Chin: I don’t know if the concern was completely overblown, because Lucasfilm still had to bring in a new director and do a ton of reshoots regardless of what the final product may be. It looks great visually, and Emilia Clarke and Donald Glover both look awesome, so I’m feeling cautiously optimistic about this film right now. May the Force be with Alden, though, because this guy is probably about to get roasted in a few months.
Herman: I’ll just say that the vibe was distinctly not Lord and Miller, and if this desaturated dystopia vibe was what Lucasfilm wanted in the first place, it’s weird they were ever hired!
Lindbergh: I find fans’ lack of faith in Kathleen Kennedy disturbing, but the trailer hasn’t convinced me that this won’t be the least essential Star Wars installment of the Disney era.
Surrey: It’s worth giving Disney the benefit of the doubt—the company hasn’t had a misfire since acquiring Lucasfilm after the disastrous prequels—but I wouldn’t be too surprised if Solo ends up flopping. When the biggest concern is the star of your damn movie maybe not knowing how to act, you’ve got real issues.
McCluskey: Yes and no. It looks fantastic, visually. There’s a lot of potential for it to be a fun Star Wars–adjacent story. But I have a bad feeling about it, in terms of its reception by the hard-core fans for whom Harrison Ford’s Han Solo is sacrosanct. Can anyone really live up to that? I’m not sure what the answer to that question is, but I’m leaning toward no.

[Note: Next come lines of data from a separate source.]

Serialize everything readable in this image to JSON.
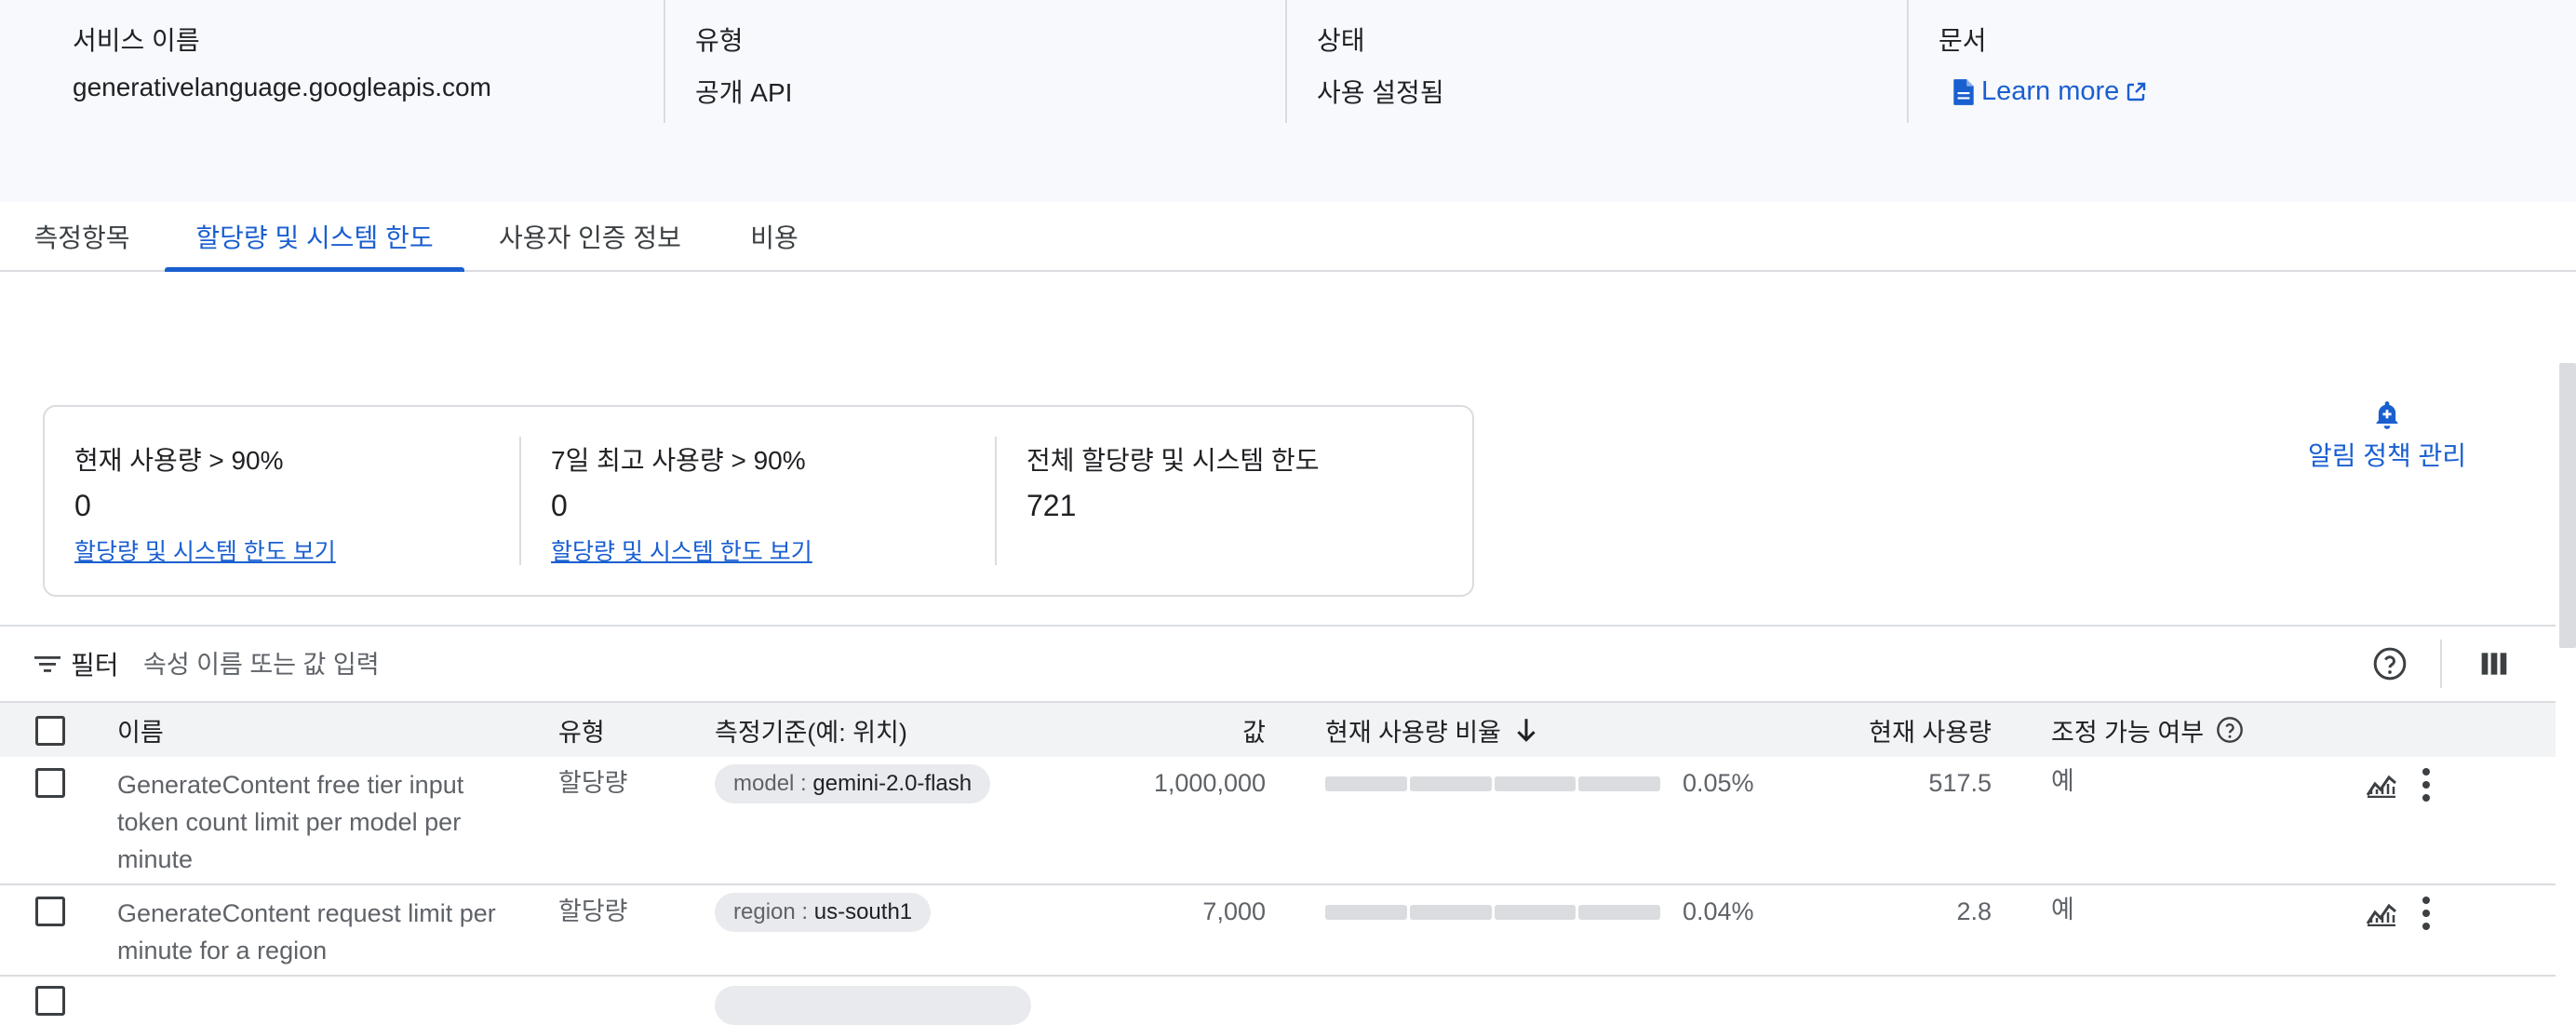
{
  "service_info": {
    "service_name": {
      "label": "서비스 이름",
      "value": "generativelanguage.googleapis.com"
    },
    "type": {
      "label": "유형",
      "value": "공개 API"
    },
    "status": {
      "label": "상태",
      "value": "사용 설정됨"
    },
    "docs": {
      "label": "문서",
      "link": "Learn more",
      "icon": "document-icon",
      "link_icon": "external-link-icon"
    }
  },
  "tabs": [
    {
      "label": "측정항목",
      "active": false
    },
    {
      "label": "할당량 및 시스템 한도",
      "active": true
    },
    {
      "label": "사용자 인증 정보",
      "active": false
    },
    {
      "label": "비용",
      "active": false
    }
  ],
  "summary": [
    {
      "title": "현재 사용량 > 90%",
      "value": "0",
      "link": "할당량 및 시스템 한도 보기"
    },
    {
      "title": "7일 최고 사용량 > 90%",
      "value": "0",
      "link": "할당량 및 시스템 한도 보기"
    },
    {
      "title": "전체 할당량 및 시스템 한도",
      "value": "721"
    }
  ],
  "alert_policy": {
    "label": "알림 정책 관리",
    "icon": "add-alert-icon"
  },
  "filter": {
    "label": "필터",
    "placeholder": "속성 이름 또는 값 입력",
    "icon": "filter-icon",
    "help_icon": "help-icon",
    "columns_icon": "column-picker-icon"
  },
  "table": {
    "headers": {
      "name": "이름",
      "type": "유형",
      "dimension": "측정기준(예: 위치)",
      "value": "값",
      "usage_pct": "현재 사용량 비율",
      "usage": "현재 사용량",
      "adjustable": "조정 가능 여부"
    },
    "sort_icon": "arrow-down-icon",
    "rows": [
      {
        "name": "GenerateContent free tier input token count limit per model per minute",
        "type": "할당량",
        "dim_key": "model :",
        "dim_value": "gemini-2.0-flash",
        "value": "1,000,000",
        "usage_pct": "0.05%",
        "usage_fraction": 0.0005,
        "usage": "517.5",
        "adjustable": "예"
      },
      {
        "name": "GenerateContent request limit per minute for a region",
        "type": "할당량",
        "dim_key": "region :",
        "dim_value": "us-south1",
        "value": "7,000",
        "usage_pct": "0.04%",
        "usage_fraction": 0.0004,
        "usage": "2.8",
        "adjustable": "예"
      }
    ]
  },
  "colors": {
    "accent": "#1a5fd0",
    "border": "#dadce0",
    "header_bg": "#f1f3f4",
    "info_bg": "#f8f9fc"
  }
}
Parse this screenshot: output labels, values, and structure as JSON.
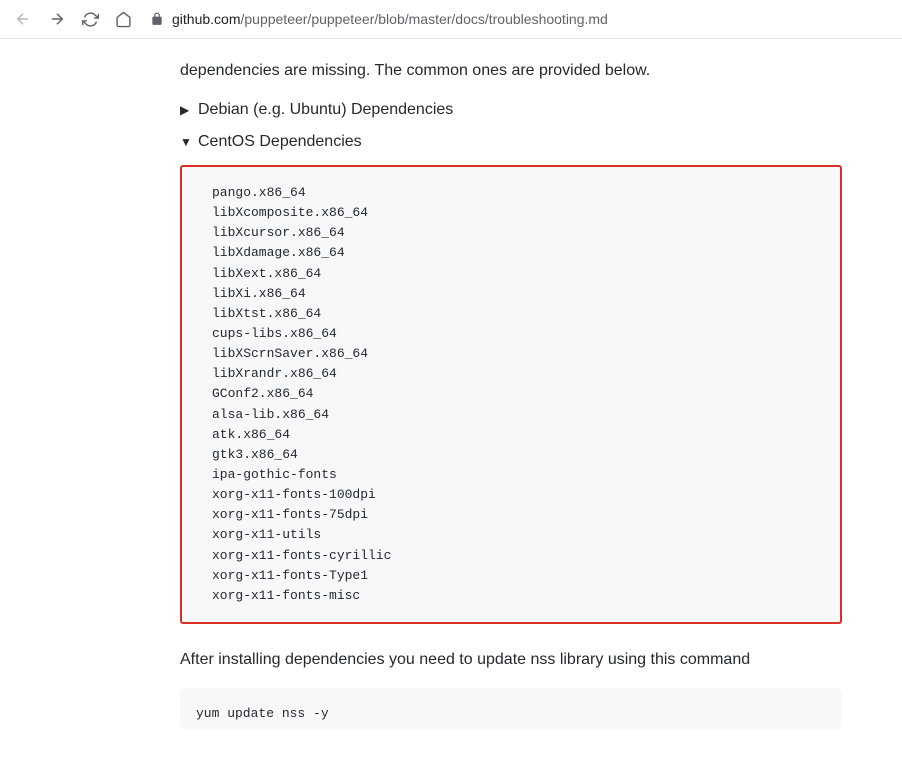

Ryan: TBD, when it comes to Ehrenreich’s performance. But if anything, this trailer shows that Star Wars is a vibe now, and maybe directors don’t matter as much as we think they do. Three different people had a hand in helming Solo, and the final product—at least this bit of it—doesn’t resemble anything we’ve seen from Lord and Miller, or Ron Howard. It looks like a Star Wars movie. When you have Kathleen Kennedy, Lawrence Kasdan, and Bradford Young, who needs directors?